transport it and deposit it. Competence is the maximum size of load
that a river can carry, and this is largely determined by velocity.
The capacity is slightly different in that this is the total amount of
load that is carried. The critical erosion curve shows the MINIMUM
velocity required to lift a particle of a certain size. The critical
deposition curve shows the MAXIMUM velocity at which a river can
be flowing before a particle of a certain size is deposited.
The zone in-between is the zone of transport, note the velocities for
transport are lower than that for erosion, because it takes much
more energy to lift sediment than to maintain it in transport (think
about carrying your school bag full of A - level geography geeky
books, it takes more energy to initially lift it than to carry it). The
other strange pattern is that it takes more energy to erode some of
the smallest particles. This is because they are clay particles which
are bonded together, there fore require a lot of energy to be
eroded.

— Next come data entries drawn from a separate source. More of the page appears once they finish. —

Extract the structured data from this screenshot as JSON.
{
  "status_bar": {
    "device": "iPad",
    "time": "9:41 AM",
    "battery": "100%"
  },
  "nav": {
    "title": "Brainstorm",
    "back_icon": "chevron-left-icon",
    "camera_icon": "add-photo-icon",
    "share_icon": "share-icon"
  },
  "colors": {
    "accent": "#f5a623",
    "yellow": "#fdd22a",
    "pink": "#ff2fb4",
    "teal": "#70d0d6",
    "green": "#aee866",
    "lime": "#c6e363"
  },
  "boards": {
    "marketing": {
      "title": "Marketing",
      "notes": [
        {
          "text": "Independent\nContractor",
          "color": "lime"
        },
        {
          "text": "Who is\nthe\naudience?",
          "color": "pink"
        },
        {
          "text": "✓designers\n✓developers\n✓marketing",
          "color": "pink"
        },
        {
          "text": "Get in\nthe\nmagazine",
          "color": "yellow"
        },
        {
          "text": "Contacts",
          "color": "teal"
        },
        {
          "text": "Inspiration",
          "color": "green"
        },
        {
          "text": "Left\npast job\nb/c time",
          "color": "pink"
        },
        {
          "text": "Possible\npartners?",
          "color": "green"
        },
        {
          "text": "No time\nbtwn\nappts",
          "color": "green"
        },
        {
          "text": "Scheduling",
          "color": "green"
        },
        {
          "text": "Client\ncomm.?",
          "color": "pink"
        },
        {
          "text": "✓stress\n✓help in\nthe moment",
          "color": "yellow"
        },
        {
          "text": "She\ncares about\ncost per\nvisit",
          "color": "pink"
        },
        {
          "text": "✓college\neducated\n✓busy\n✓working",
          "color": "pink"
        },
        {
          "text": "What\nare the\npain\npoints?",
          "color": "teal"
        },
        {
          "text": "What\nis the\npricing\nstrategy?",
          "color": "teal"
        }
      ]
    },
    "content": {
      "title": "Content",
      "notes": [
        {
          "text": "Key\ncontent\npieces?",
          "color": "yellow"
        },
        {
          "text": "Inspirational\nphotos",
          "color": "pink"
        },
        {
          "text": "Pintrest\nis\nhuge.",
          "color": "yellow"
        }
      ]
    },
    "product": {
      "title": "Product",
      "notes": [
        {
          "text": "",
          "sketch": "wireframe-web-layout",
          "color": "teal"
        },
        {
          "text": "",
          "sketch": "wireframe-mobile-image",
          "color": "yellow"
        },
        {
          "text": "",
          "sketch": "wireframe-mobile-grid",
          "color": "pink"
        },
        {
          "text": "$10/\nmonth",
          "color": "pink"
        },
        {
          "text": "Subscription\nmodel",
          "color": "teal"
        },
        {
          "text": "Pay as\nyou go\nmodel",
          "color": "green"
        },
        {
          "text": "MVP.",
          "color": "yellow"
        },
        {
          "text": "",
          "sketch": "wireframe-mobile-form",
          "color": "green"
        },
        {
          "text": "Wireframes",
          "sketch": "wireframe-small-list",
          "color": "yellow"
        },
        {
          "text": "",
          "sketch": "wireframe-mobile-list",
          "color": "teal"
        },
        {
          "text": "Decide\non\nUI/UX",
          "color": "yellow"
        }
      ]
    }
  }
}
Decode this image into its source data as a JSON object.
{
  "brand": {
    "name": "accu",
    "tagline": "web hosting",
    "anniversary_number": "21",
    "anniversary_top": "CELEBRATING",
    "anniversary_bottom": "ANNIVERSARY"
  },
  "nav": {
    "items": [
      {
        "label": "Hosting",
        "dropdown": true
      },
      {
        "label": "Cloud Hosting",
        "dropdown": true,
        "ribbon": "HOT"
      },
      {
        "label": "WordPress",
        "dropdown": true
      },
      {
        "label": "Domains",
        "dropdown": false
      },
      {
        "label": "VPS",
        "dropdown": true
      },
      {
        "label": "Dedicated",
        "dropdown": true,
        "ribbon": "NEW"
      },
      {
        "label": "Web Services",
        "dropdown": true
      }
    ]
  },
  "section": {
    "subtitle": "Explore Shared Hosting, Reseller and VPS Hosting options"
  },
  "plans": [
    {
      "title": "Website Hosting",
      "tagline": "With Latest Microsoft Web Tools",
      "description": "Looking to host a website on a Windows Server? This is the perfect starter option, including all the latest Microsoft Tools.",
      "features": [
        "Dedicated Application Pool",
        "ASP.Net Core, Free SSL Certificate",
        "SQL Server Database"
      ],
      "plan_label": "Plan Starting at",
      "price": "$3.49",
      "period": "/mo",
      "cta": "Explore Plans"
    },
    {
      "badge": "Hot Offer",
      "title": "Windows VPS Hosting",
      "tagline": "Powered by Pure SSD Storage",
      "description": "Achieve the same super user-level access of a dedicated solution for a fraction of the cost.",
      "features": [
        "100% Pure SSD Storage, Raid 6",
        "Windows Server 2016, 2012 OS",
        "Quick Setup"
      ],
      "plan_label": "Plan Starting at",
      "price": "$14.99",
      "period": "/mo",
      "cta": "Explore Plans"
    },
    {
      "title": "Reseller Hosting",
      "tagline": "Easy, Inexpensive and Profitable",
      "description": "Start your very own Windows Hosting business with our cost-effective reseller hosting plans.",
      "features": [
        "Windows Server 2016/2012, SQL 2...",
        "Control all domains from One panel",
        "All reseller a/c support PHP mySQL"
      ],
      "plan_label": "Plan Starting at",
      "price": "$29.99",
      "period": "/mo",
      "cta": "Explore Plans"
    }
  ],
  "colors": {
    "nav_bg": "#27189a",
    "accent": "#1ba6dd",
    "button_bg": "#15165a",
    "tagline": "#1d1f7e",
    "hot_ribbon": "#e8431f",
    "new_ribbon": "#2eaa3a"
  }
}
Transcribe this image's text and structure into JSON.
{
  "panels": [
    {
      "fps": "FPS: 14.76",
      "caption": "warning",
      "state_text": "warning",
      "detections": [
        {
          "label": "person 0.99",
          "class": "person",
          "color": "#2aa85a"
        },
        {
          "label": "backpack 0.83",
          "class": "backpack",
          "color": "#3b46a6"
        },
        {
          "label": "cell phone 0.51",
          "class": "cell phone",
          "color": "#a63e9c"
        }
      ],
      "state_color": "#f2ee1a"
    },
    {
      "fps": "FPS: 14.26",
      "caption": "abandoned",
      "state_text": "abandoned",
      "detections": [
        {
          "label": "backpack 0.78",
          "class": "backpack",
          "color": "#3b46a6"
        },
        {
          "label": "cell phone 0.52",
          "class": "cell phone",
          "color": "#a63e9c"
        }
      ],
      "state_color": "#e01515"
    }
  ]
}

Generally;
Larger particles require more velocity to be lifted off the bed
Larger particles will be deposited at higher velocities where smaller particles will remain in
transport.
There are different types of load, including bedload, solute or dissolved load and suspended load
which held in the water. During low flow periods rivers will tend to carry only dissolved and
suspended load, and when velocities pick up they will carry bedload as well. Finally, the capacity of
a river tends to increase with distance downstream as volumes and velocities increase.




Fill in all the gaps, then press "Check" to check your answers. Use the "Hint"
button to get a free letter if an answer is giving you trouble. You can also
click on the "[?]" button to get a clue. Note that you will lose points if you
ask for hints or clues!
Use the following data to help you complete the gaps below;
eroded 0.1 silt 120 transported 150 cobbles 200

At 10 cm per second [?] is eroded whilst would be deposited. The
smallest clay particles require velocities of cm per second to be eroded.
For the smallest silts it is approximately cm per second. Cobbles are
upwards of 170cm per second.
Deposition starts to occur at cm per second for particles of
approximately 0.01mm in size. Boulders require the smallest velocity for
deposition, at only cm per second for the smallest boulders 250mm in
size.
Course sand of 0.5 mm in size is between 3cm per second and 16 cm
per second.














Silt is eroded whilst cobbles would be deposited. The smallest clay particles
require velocities of 200cm per second to be eroded. For the smallest silts it
is approximately 120cm per second. Cobbles are eroded upwards of 170cm per
second.
Deposition starts to occur at 0.1 cm per second for particles of approximately
0.01mm in size. Boulders require the smallest velocity for deposition, at only
150cm per second for the smallest boulders 250mm in size.
Course sand of 0.5 mm in size is transported between 3cm per second and 16
cm per second.